You’ll see writer producer and solo performer Sadie Clark shine in this poignant comedy that tracks one woman’s transition from the comparison anxiety of her twenties into self accepting thirties.

The twenty something in question is Brooke, an angst ridden bisexual romantic vainly trying to live up to the expectations of those around her - including her girlfriend, her boss and her mother. Her story begins with the horrifying revelation that ‘private’ images from her google account have been shared with her mother - and the colleagues from her job as an algorithm programmer for internet dating site ‘Match Right’.

With Clark portraying every character via transitions of accent and mannerism, we see Brooke break up with girlfriend Amira and - with the big 3-0 and accompanying party looming - she decides to utilise her own algorithms to find new love given the weight of peer and maternal expectation: “Oh Brooke - single again?!”

Although Clark’s accents wander off point at times, her performance is pitched perfectly in being exaggerated enough to captivate while retaining an authentic charm. The writing stays fresh and relevant throughout, self consciously acknowledging the clichés of the singleton rom-com genre while adding a contemporary twist by punctuating the piece with the paranoia triggers of the social media age - text response times; Whats App double tick notices; emoji and punctuation politics etc - each drawing knowing laughter from the audience.

As Brook enters the murky world of algorithmic romance we are treated to a mirth filled merry-go-round of mis-matches - from misrepresented dullards to drug fuelled warehouse ravers. The conclusion drawn is that mathematically predicting attraction is futile and that in romantic - and other forms of love -we’re often seeking affection everywhere other than where it truly lies: “There is no algorithm for love.”

The performance is held in the Baby Grand - a collection of pre-fab buildings in Pleasance Courtyard - which works perfectly despite its improvised nature thanks to careful attention to the technical details of seating, lighting and sound. The performance contains graphic sexual and drug use references and although this never feels gratuitous, some potential audience members may wish to consider if this will be appropriate for them or members of their party.

A key touch point through the work is Brooke’s relationship with her mother - which is a vehicle for many of the core themes, including body shaming, comparison anxiety and inter-generational expectation. Although this is often played for uncomfortable laughs, the depiction develops into a more generous, mature and emotionally nuanced examination of a mother-daughter dynamic.

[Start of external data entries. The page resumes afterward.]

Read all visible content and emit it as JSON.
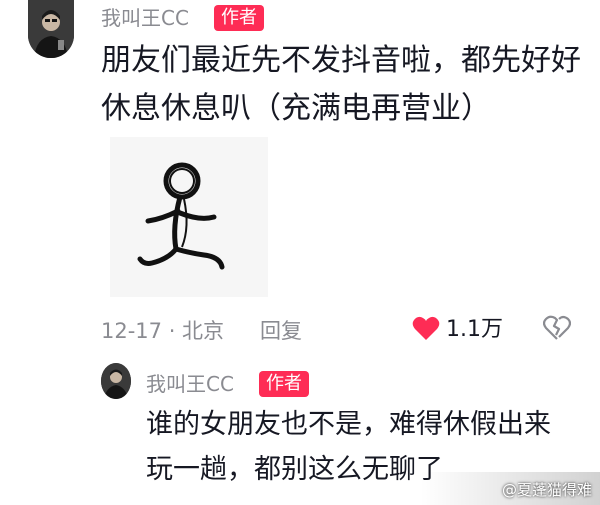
{
  "comment": {
    "username": "我叫王CC",
    "author_badge": "作者",
    "text_lines": [
      "朋友们最近先不发抖音啦，都先好好",
      "休息休息叭（充满电再营业）"
    ],
    "meta": "12-17 · 北京",
    "reply_label": "回复",
    "like_count": "1.1万",
    "sticker_icon": "running-stick-figure"
  },
  "reply": {
    "username": "我叫王CC",
    "author_badge": "作者",
    "text_lines": [
      "谁的女朋友也不是，难得休假出来",
      "玩一趟，都别这么无聊了"
    ]
  },
  "watermark": "@夏蓬猫得难",
  "colors": {
    "accent": "#fe2c55",
    "secondary_text": "#8a8b91",
    "primary_text": "#161823"
  }
}
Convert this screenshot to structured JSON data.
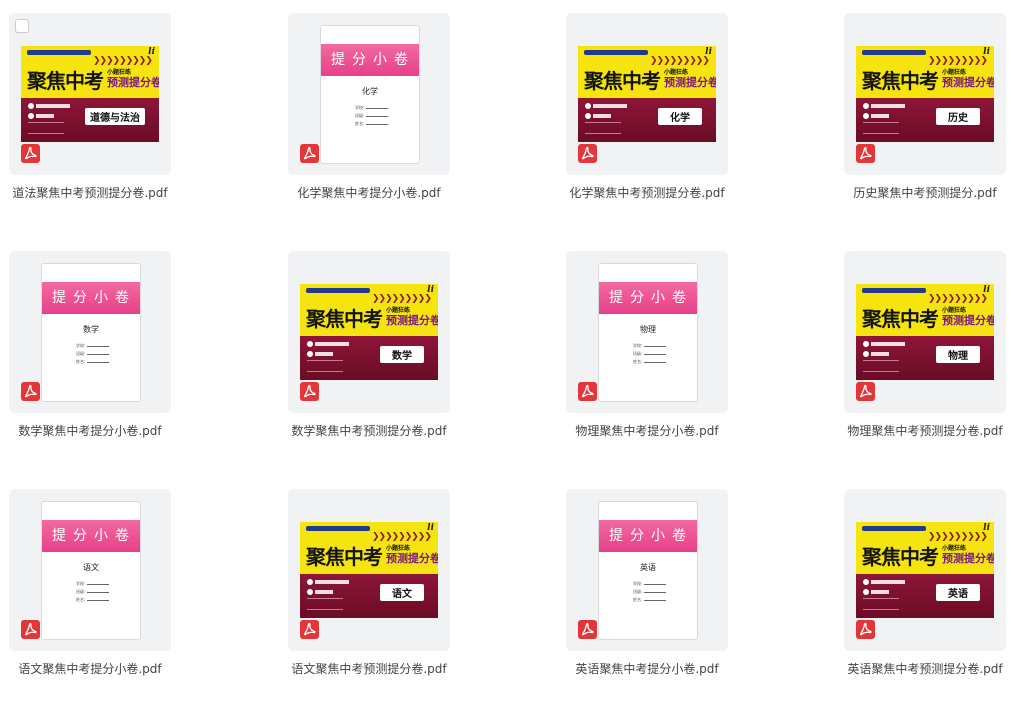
{
  "files": [
    {
      "name": "道法聚焦中考预测提分卷.pdf",
      "kind": "cover",
      "subject": "道德与法治"
    },
    {
      "name": "化学聚焦中考提分小卷.pdf",
      "kind": "booklet",
      "subject": "化学"
    },
    {
      "name": "化学聚焦中考预测提分卷.pdf",
      "kind": "cover",
      "subject": "化学"
    },
    {
      "name": "历史聚焦中考预测提分.pdf",
      "kind": "cover",
      "subject": "历史"
    },
    {
      "name": "数学聚焦中考提分小卷.pdf",
      "kind": "booklet",
      "subject": "数学"
    },
    {
      "name": "数学聚焦中考预测提分卷.pdf",
      "kind": "cover",
      "subject": "数学"
    },
    {
      "name": "物理聚焦中考提分小卷.pdf",
      "kind": "booklet",
      "subject": "物理"
    },
    {
      "name": "物理聚焦中考预测提分卷.pdf",
      "kind": "cover",
      "subject": "物理"
    },
    {
      "name": "语文聚焦中考提分小卷.pdf",
      "kind": "booklet",
      "subject": "语文"
    },
    {
      "name": "语文聚焦中考预测提分卷.pdf",
      "kind": "cover",
      "subject": "语文"
    },
    {
      "name": "英语聚焦中考提分小卷.pdf",
      "kind": "booklet",
      "subject": "英语"
    },
    {
      "name": "英语聚焦中考预测提分卷.pdf",
      "kind": "cover",
      "subject": "英语"
    }
  ],
  "cover": {
    "title": "聚焦中考",
    "edition": "小题狂练",
    "series": "预测提分卷",
    "logo_text": "li",
    "arrows": "❯❯❯❯❯❯❯❯❯"
  },
  "booklet": {
    "title": "提分小卷",
    "fields": [
      "学校:",
      "班级:",
      "姓名:"
    ]
  },
  "icons": {
    "file_type": "pdf-icon",
    "select": "checkbox-icon"
  },
  "colors": {
    "pdf_red": "#e2363a",
    "cover_yellow": "#f6e40e",
    "cover_magenta": "#7d1030",
    "booklet_pink": "#e7408a"
  }
}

If you are interested in a funny poignant and charming examination of relationships in the 21st century, then you should definitely swipe right for Algorithms. It’s a perfect reminder of how art can provide a valuable vantage point from which to examine the peculiarities of contemporary culture. Until 26th August

Reviewer: Col O’Kell

Reviewed: 20th August 2019

North West End Rating: ★★★